- [Task]: How many lines within the records include the word "kind"? Only that number should be given.

- [Data under study]:
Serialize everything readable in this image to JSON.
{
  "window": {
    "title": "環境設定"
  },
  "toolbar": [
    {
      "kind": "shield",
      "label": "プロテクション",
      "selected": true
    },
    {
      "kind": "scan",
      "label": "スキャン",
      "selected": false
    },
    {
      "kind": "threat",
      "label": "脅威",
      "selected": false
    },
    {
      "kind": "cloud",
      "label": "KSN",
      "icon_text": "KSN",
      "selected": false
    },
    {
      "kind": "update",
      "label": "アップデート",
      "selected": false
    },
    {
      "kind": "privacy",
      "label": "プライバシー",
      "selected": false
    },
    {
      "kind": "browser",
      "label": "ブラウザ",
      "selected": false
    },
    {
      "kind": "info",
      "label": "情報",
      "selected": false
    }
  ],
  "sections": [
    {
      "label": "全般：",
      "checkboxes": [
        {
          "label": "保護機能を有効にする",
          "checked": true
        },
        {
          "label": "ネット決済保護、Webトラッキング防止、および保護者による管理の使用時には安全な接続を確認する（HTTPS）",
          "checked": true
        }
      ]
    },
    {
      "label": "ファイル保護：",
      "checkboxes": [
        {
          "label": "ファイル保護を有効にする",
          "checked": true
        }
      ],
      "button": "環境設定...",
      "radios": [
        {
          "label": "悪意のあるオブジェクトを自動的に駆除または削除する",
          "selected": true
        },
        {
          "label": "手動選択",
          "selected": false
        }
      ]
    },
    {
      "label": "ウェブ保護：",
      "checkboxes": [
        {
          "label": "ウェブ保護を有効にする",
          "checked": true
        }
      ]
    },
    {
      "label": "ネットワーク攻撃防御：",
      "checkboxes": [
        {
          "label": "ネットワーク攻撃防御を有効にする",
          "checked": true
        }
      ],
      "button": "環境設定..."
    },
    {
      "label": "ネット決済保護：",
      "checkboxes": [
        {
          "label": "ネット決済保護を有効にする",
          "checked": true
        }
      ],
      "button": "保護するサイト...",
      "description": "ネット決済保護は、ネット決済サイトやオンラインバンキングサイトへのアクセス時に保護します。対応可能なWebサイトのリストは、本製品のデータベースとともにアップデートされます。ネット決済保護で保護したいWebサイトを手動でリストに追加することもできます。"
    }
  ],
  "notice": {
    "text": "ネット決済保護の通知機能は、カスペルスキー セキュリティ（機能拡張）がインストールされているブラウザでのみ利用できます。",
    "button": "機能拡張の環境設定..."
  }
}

- [Written solution]: 8